• [Work instruction] All lines in the records below that hold "true" are to be shown.

• [Given records]

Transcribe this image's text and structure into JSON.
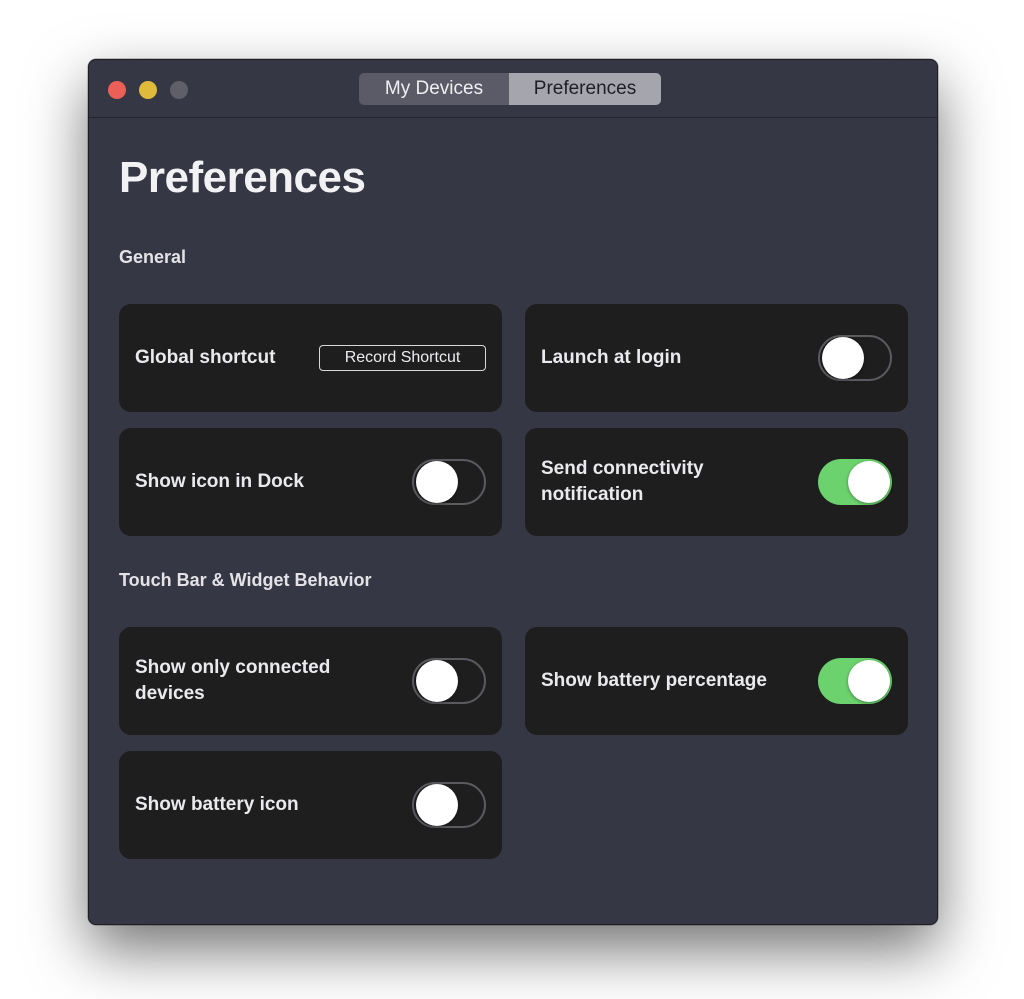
{
  "tabs": [
    {
      "label": "My Devices"
    },
    {
      "label": "Preferences"
    }
  ],
  "page_title": "Preferences",
  "sections": {
    "general": {
      "title": "General",
      "global_shortcut": {
        "label": "Global shortcut",
        "button_label": "Record Shortcut"
      },
      "launch_at_login": {
        "label": "Launch at login",
        "on": false
      },
      "show_icon_in_dock": {
        "label": "Show icon in Dock",
        "on": false
      },
      "send_connectivity_notification": {
        "label": "Send connectivity notification",
        "on": true
      }
    },
    "touchbar": {
      "title": "Touch Bar & Widget Behavior",
      "show_only_connected_devices": {
        "label": "Show only connected devices",
        "on": false
      },
      "show_battery_percentage": {
        "label": "Show battery percentage",
        "on": true
      },
      "show_battery_icon": {
        "label": "Show battery icon",
        "on": false
      }
    }
  },
  "colors": {
    "window_bg": "#363744",
    "card_bg": "#1e1e1f",
    "toggle_on": "#6bd26d",
    "close": "#ec5f57",
    "minimize": "#e0bb3b",
    "zoom_disabled": "#5e5f69"
  }
}
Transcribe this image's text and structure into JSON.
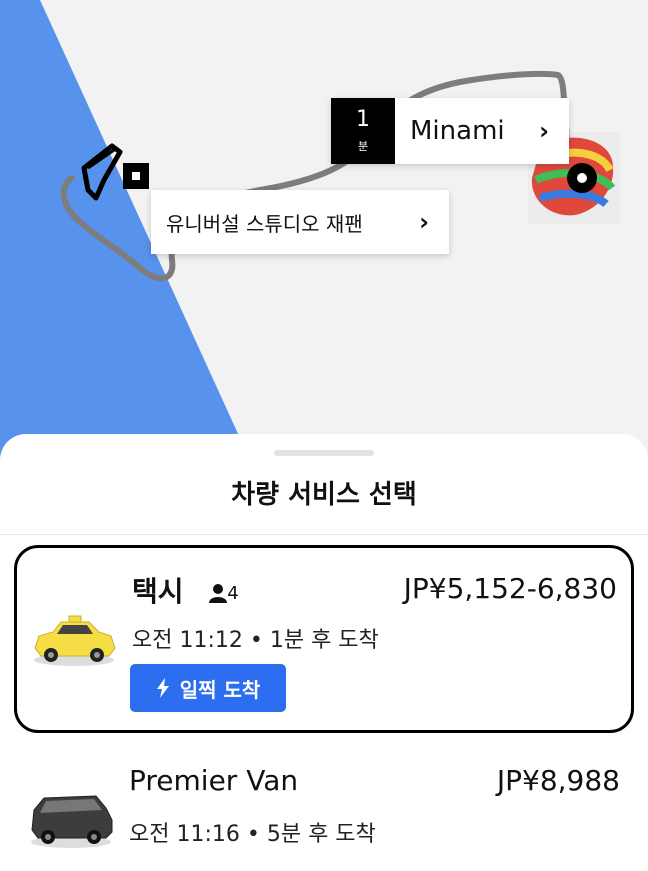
{
  "map": {
    "eta_value": "1",
    "eta_unit": "분",
    "pickup_name": "Minami",
    "destination_label": "유니버설 스튜디오 재팬",
    "water_color": "#5792ec",
    "route_color": "#7d7d7d"
  },
  "sheet": {
    "title": "차량 서비스 선택",
    "options": [
      {
        "name": "택시",
        "seats": "4",
        "price": "JP¥5,152-6,830",
        "eta": "오전 11:12 • 1분 후 도착",
        "badge": "일찍 도착",
        "badge_color": "#2d6df0",
        "car_color": "#f4dd45",
        "selected": true
      },
      {
        "name": "Premier Van",
        "price": "JP¥8,988",
        "eta": "오전 11:16 • 5분 후 도착",
        "car_color": "#3d3d3d",
        "selected": false
      }
    ]
  }
}
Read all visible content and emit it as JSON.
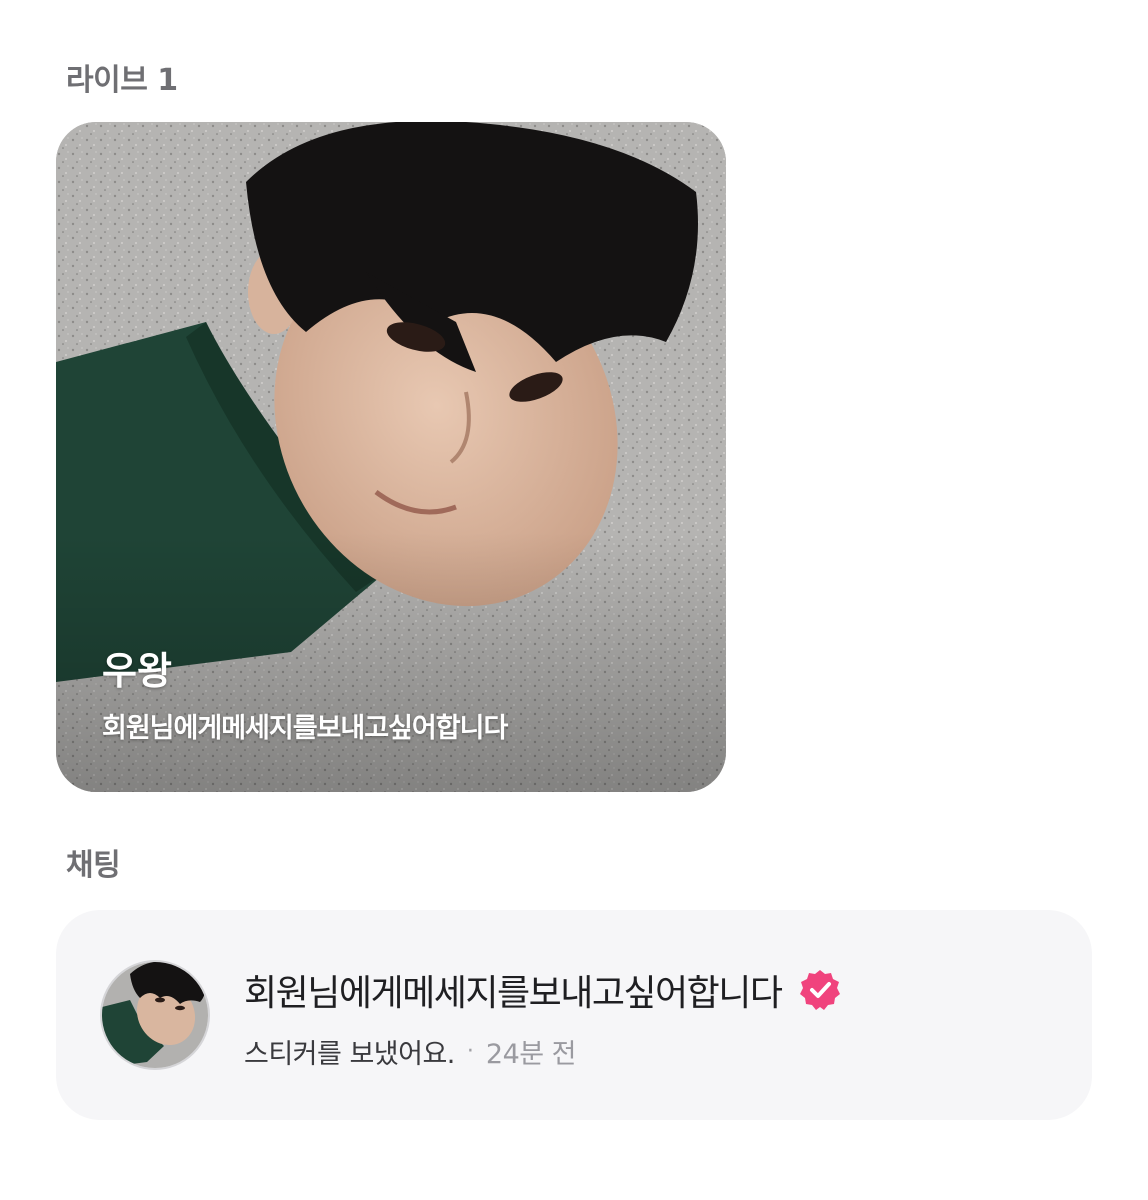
{
  "live_section": {
    "title": "라이브 1"
  },
  "live_card": {
    "name": "우왕",
    "subtitle": "회원님에게메세지를보내고싶어합니다"
  },
  "chat_section": {
    "title": "채팅"
  },
  "chat_item": {
    "name": "회원님에게메세지를보내고싶어합니다",
    "verified_icon": "verified-badge-icon",
    "verified_color": "#f0437d",
    "preview": "스티커를 보냈어요.",
    "separator": "·",
    "time": "24분 전"
  }
}
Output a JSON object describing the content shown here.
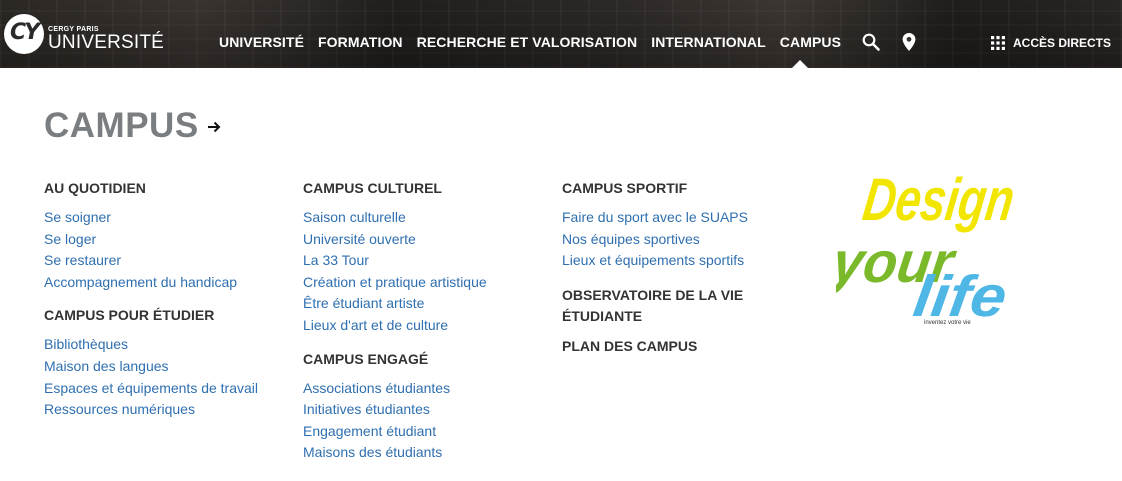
{
  "header": {
    "logo": {
      "mark": "CY",
      "small": "CERGY PARIS",
      "main": "UNIVERSITÉ"
    },
    "nav": [
      {
        "label": "UNIVERSITÉ"
      },
      {
        "label": "FORMATION"
      },
      {
        "label": "RECHERCHE ET VALORISATION"
      },
      {
        "label": "INTERNATIONAL"
      },
      {
        "label": "CAMPUS"
      }
    ],
    "active_nav": "CAMPUS",
    "icons": [
      "search-icon",
      "map-pin-icon",
      "apps-grid-icon"
    ],
    "acces_directs": "ACCÈS DIRECTS"
  },
  "menu": {
    "title": "CAMPUS",
    "arrow_icon": "arrow-right-icon",
    "columns": [
      {
        "groups": [
          {
            "heading": "AU QUOTIDIEN",
            "links": [
              "Se soigner",
              "Se loger",
              "Se restaurer",
              "Accompagnement du handicap"
            ]
          },
          {
            "heading": "CAMPUS POUR ÉTUDIER",
            "links": [
              "Bibliothèques",
              "Maison des langues",
              "Espaces et équipements de travail",
              "Ressources numériques"
            ]
          }
        ]
      },
      {
        "groups": [
          {
            "heading": "CAMPUS CULTUREL",
            "links": [
              "Saison culturelle",
              "Université ouverte",
              "La 33 Tour",
              "Création et pratique artistique",
              "Être étudiant artiste",
              "Lieux d'art et de culture"
            ]
          },
          {
            "heading": "CAMPUS ENGAGÉ",
            "links": [
              "Associations étudiantes",
              "Initiatives étudiantes",
              "Engagement étudiant",
              "Maisons des étudiants"
            ]
          }
        ]
      },
      {
        "groups": [
          {
            "heading": "CAMPUS SPORTIF",
            "links": [
              "Faire du sport avec le SUAPS",
              "Nos équipes sportives",
              "Lieux et équipements sportifs"
            ]
          },
          {
            "heading": "OBSERVATOIRE DE LA VIE ÉTUDIANTE",
            "links": []
          },
          {
            "heading": "PLAN DES CAMPUS",
            "links": []
          }
        ]
      }
    ],
    "promo": {
      "word1": "Design",
      "word2": "your",
      "word3": "life",
      "tagline": "inventez votre vie",
      "colors": {
        "design": "#f2e600",
        "your": "#7ab929",
        "life": "#4fb7e6"
      }
    }
  },
  "colors": {
    "link": "#2f6fb0",
    "heading": "#333333",
    "title": "#7b7e80"
  }
}
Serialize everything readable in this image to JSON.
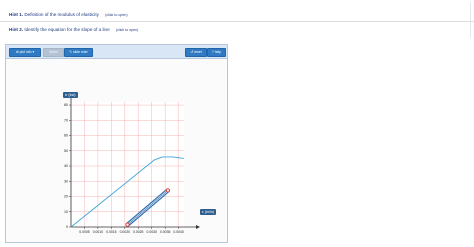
{
  "hints": [
    {
      "num": "Hint 1.",
      "text": "Definition of the modulus of elasticity",
      "open": "(click to open)"
    },
    {
      "num": "Hint 2.",
      "text": "Identify the equation for the slope of a line",
      "open": "(click to open)"
    }
  ],
  "toolbar": {
    "plot_info": "plot info",
    "delete": "delete",
    "slide_ruler": "slide ruler",
    "reset": "reset",
    "help": "help",
    "plot_info_icon": "plus-icon",
    "slide_ruler_icon": "pencil-icon",
    "reset_icon": "reset-icon"
  },
  "graph": {
    "y_axis_tag": "σ (ksi)",
    "x_axis_tag": "ε (in/in)",
    "y_ticks": [
      "80",
      "70",
      "60",
      "50",
      "40",
      "30",
      "20",
      "10",
      "0"
    ],
    "x_ticks": [
      "0.0005",
      "0.0010",
      "0.0015",
      "0.0020",
      "0.0025",
      "0.0030",
      "0.0035",
      "0.0040"
    ]
  },
  "chart_data": {
    "type": "line",
    "x_range": [
      0,
      0.0042
    ],
    "y_range": [
      0,
      82
    ],
    "grid": true,
    "series": [
      {
        "values": [
          [
            0,
            0
          ],
          [
            0.0031,
            44
          ],
          [
            0.0034,
            46
          ],
          [
            0.0038,
            46
          ],
          [
            0.0042,
            45
          ]
        ],
        "color": "#3aa5d8"
      }
    ],
    "ruler": {
      "start": [
        0.0021,
        1.5
      ],
      "end": [
        0.0036,
        24
      ],
      "color": "#2f6fb0",
      "handle_color": "#e0382e"
    }
  },
  "colors": {
    "grid": "#f4b6b6",
    "axis": "#333333",
    "hint_text": "#1f3b82",
    "button_blue": "#2f7ac2"
  }
}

• [Reply]
        "on": true
        "on": true
        "selected": true
    "grid": true,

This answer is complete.